• **GOAL OF THE EXERCISE**
Exact copies of all records below are needed.

Entries from a dataset of interfaces:
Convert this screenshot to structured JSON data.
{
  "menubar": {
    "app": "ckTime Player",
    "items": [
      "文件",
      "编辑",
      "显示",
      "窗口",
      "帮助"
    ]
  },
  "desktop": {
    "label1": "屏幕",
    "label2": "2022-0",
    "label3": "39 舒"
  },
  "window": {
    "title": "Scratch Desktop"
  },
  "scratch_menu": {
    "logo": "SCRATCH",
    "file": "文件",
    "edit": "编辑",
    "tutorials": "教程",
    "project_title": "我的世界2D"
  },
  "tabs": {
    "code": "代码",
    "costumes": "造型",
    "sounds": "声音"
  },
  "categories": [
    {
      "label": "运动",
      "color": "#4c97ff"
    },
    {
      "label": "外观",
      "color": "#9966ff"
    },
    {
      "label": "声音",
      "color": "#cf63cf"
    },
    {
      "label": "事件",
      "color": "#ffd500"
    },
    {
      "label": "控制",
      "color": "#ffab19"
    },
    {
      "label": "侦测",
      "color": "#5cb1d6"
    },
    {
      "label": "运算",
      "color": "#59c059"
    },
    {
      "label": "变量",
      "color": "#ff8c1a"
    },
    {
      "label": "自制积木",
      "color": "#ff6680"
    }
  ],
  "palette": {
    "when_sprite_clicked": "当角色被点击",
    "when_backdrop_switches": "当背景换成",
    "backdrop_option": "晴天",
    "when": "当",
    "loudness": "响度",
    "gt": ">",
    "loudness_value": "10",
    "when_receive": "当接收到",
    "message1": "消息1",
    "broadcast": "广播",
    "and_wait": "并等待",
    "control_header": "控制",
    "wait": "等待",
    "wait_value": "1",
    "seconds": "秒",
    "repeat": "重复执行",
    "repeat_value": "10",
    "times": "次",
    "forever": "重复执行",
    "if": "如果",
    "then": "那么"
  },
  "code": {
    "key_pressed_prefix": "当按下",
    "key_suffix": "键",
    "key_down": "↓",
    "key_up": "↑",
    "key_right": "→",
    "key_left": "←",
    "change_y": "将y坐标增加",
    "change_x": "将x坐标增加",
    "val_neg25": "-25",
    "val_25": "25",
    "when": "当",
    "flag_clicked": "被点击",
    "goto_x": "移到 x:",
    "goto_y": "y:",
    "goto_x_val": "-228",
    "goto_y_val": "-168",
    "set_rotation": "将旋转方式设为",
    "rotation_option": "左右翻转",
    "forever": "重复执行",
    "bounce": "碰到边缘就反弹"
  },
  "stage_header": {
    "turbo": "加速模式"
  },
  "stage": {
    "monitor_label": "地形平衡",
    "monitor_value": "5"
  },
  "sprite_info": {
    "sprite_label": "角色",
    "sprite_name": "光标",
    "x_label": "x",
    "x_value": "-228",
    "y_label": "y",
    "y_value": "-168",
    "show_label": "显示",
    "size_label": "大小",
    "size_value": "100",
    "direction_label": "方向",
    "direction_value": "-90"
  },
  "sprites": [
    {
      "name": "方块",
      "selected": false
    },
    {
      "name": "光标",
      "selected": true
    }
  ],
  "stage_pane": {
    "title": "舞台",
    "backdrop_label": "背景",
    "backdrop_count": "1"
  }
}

• **ANSWER TO THIS PROBLEM**
Convert this screenshot to structured JSON data.
{
  "menubar": {
    "app": "ckTime Player",
    "items": [
      "文件",
      "编辑",
      "显示",
      "窗口",
      "帮助"
    ]
  },
  "desktop": {
    "label1": "屏幕",
    "label2": "2022-0",
    "label3": "39 舒"
  },
  "window": {
    "title": "Scratch Desktop"
  },
  "scratch_menu": {
    "logo": "SCRATCH",
    "file": "文件",
    "edit": "编辑",
    "tutorials": "教程",
    "project_title": "我的世界2D"
  },
  "tabs": {
    "code": "代码",
    "costumes": "造型",
    "sounds": "声音"
  },
  "categories": [
    {
      "label": "运动",
      "color": "#4c97ff"
    },
    {
      "label": "外观",
      "color": "#9966ff"
    },
    {
      "label": "声音",
      "color": "#cf63cf"
    },
    {
      "label": "事件",
      "color": "#ffd500"
    },
    {
      "label": "控制",
      "color": "#ffab19"
    },
    {
      "label": "侦测",
      "color": "#5cb1d6"
    },
    {
      "label": "运算",
      "color": "#59c059"
    },
    {
      "label": "变量",
      "color": "#ff8c1a"
    },
    {
      "label": "自制积木",
      "color": "#ff6680"
    }
  ],
  "palette": {
    "when_sprite_clicked": "当角色被点击",
    "when_backdrop_switches": "当背景换成",
    "backdrop_option": "晴天",
    "when": "当",
    "loudness": "响度",
    "gt": ">",
    "loudness_value": "10",
    "when_receive": "当接收到",
    "message1": "消息1",
    "broadcast": "广播",
    "and_wait": "并等待",
    "control_header": "控制",
    "wait": "等待",
    "wait_value": "1",
    "seconds": "秒",
    "repeat": "重复执行",
    "repeat_value": "10",
    "times": "次",
    "forever": "重复执行",
    "if": "如果",
    "then": "那么"
  },
  "code": {
    "key_pressed_prefix": "当按下",
    "key_suffix": "键",
    "key_down": "↓",
    "key_up": "↑",
    "key_right": "→",
    "key_left": "←",
    "change_y": "将y坐标增加",
    "change_x": "将x坐标增加",
    "val_neg25": "-25",
    "val_25": "25",
    "when": "当",
    "flag_clicked": "被点击",
    "goto_x": "移到 x:",
    "goto_y": "y:",
    "goto_x_val": "-228",
    "goto_y_val": "-168",
    "set_rotation": "将旋转方式设为",
    "rotation_option": "左右翻转",
    "forever": "重复执行",
    "bounce": "碰到边缘就反弹"
  },
  "stage_header": {
    "turbo": "加速模式"
  },
  "stage": {
    "monitor_label": "地形平衡",
    "monitor_value": "5"
  },
  "sprite_info": {
    "sprite_label": "角色",
    "sprite_name": "光标",
    "x_label": "x",
    "x_value": "-228",
    "y_label": "y",
    "y_value": "-168",
    "show_label": "显示",
    "size_label": "大小",
    "size_value": "100",
    "direction_label": "方向",
    "direction_value": "-90"
  },
  "sprites": [
    {
      "name": "方块",
      "selected": false
    },
    {
      "name": "光标",
      "selected": true
    }
  ],
  "stage_pane": {
    "title": "舞台",
    "backdrop_label": "背景",
    "backdrop_count": "1"
  }
}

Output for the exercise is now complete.